Perhaps where you live you'll still be able to get fresh peaches to use in these pies. (At our farmers market last weekend, there was a gloomy sign that read, "Last Week For Peaches.") If you can't get good-quality, fresh peaches, we think supermarket peaches will do just fine.
Also, we suspect this recipe could modified to use other fruit. Apples? Pears? Blackberries? What would you like to see in a fried peach pie?
And lastly, there was one moral to this story that we discovered the night we served these pies. Walking into a party with a plate full of warm fried pies makes you very popular. The next time you have an occasion to do so, make these pies. You'll be popular, too.
For the dough
11-1/4 oz. (2-1/2 cups) unbleached all-purpose flour
2-1/2 tsp. granulated sugar
3/4 tsp. kosher salt
4-1/2 oz. (9 Tbs.) cold unsalted butter, cut into 16 pieces
1/4 cup plus 3 Tbs. whole milk
1 tsp. fresh lemon juice
For the filling
1 lb. 2 oz. firm-ripe peaches (2 large), peeled, pitted, and cut into 1/2-inch dice (2-1/2 cups)
1-1/3 cups granulated sugar
2 tsp. fresh lemon juice
1/8 tsp. kosher salt
1/2 Tbs. cornstarch
1-1/2 Tbs. hot pepper jelly
1-1/8 tsp. cinnamon
Pinch plus 1/8 tsp. cayenne
Peanut or canola oil, for frying
Make the dough
Put the flour, sugar, and salt in a food processor. Add the butter and pulse until the mixture resembles coarse meal, 8 to 10 pulses. Add the milk and lemon juice and pulse until the dough just starts to come together, 8 to 10 pulses more. Do not overprocess. Turn the dough out onto a clean work surface, gather it into a rectangle, and flatten slightly. Wrap it in plastic and refrigerate for at least 2 hours and up to 3 days.
Line a rimmed baking sheet with parchment. On a lightly floured surface with a lightly floured rolling pin, roll out the dough until it’s 1/8 inch thick. Cut the dough with a 4-inch round cookie cutter into 12 circles. (If necessary, gather the scraps and reroll once.) Shingle the dough on the prepared baking sheet. Refrigerate.
Make the filling
Prepare an ice bath by filling a large bowl with several inches of ice water. Set a smaller metal bowl in the water.
In a heavy-duty 3-quart saucepan, combine the peaches with 1/3 cup of the sugar, the lemon juice, and salt. Cook over medium-low heat until the peaches have softened and released some of their juices, about 5 minutes.
In a small bowl, combine the cornstarch with 1 Tbs. cold water. Add the slurry to the peach mixture and cook over medium-low heat until thickened, about 1 minute. Add the hot pepper jelly, 1/8 tsp. cinnamon, and a pinch of cayenne. Remove from the heat and stir to blend. Transfer the mixture to the bowl in the ice bath and cool.

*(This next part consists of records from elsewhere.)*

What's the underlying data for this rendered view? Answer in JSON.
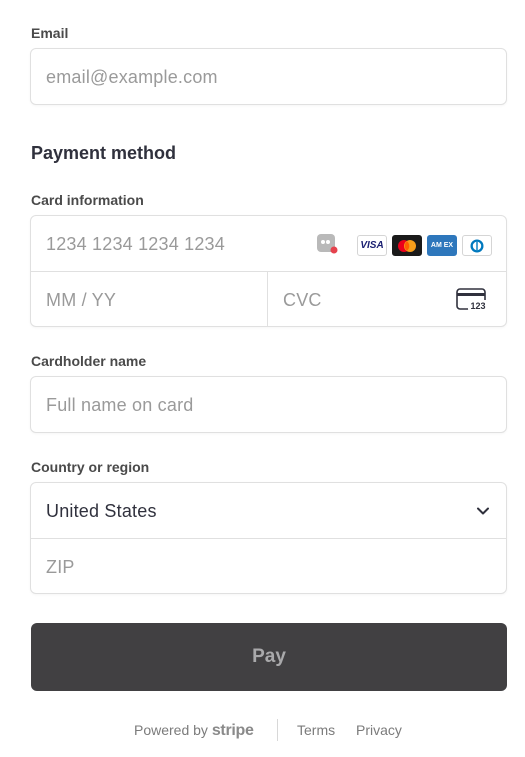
{
  "email": {
    "label": "Email",
    "placeholder": "email@example.com"
  },
  "payment": {
    "heading": "Payment method",
    "card_label": "Card information",
    "card_number_placeholder": "1234 1234 1234 1234",
    "expiry_placeholder": "MM / YY",
    "cvc_placeholder": "CVC",
    "cvc_icon_text": "123",
    "brands": [
      "link-icon",
      "visa-icon",
      "mastercard-icon",
      "amex-icon",
      "diners-icon"
    ],
    "visa_text": "VISA",
    "amex_text": "AM EX"
  },
  "cardholder": {
    "label": "Cardholder name",
    "placeholder": "Full name on card"
  },
  "country": {
    "label": "Country or region",
    "selected": "United States",
    "zip_placeholder": "ZIP"
  },
  "pay_button": "Pay",
  "footer": {
    "powered_by": "Powered by",
    "brand": "stripe",
    "terms": "Terms",
    "privacy": "Privacy"
  },
  "colors": {
    "pay_button_bg": "#414042",
    "border": "#e0e0e0",
    "placeholder": "#9a9a9a"
  }
}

Assemble the pies
Brush the perimeter of each dough round with water. Put a rounded tablespoon of filling in the center of each round. Fold the dough in half to form a half-moon shape and pinch the edges together to seal. Refrigerate, covered, for at least 15 minutes and up to 24 hours before frying.
Fry the pies
Combine the remaining 1 cup sugar, 1 tsp. cinnamon, and 1/8 teaspoon cayenne in a shallow bowl and reserve.
Have ready a large rimmed baking sheet lined with paper towels. Fill a 10-inch skillet (preferably cast iron) with 1/2 inch of oil. Clip a candy thermometer to the side of the pan, making sure it doesn’t touch the bottom. Heat the oil to 365°F and fry the pies in two batches until golden-brown, 1 to 1½ minutes per side. With a slotted spoon, remove the pies from the pan, drain on the paper-towel-lined baking sheet, and then dredge in the cinnamon-sugar. Serve warm or at room temperature. These pies are best the day they’re made.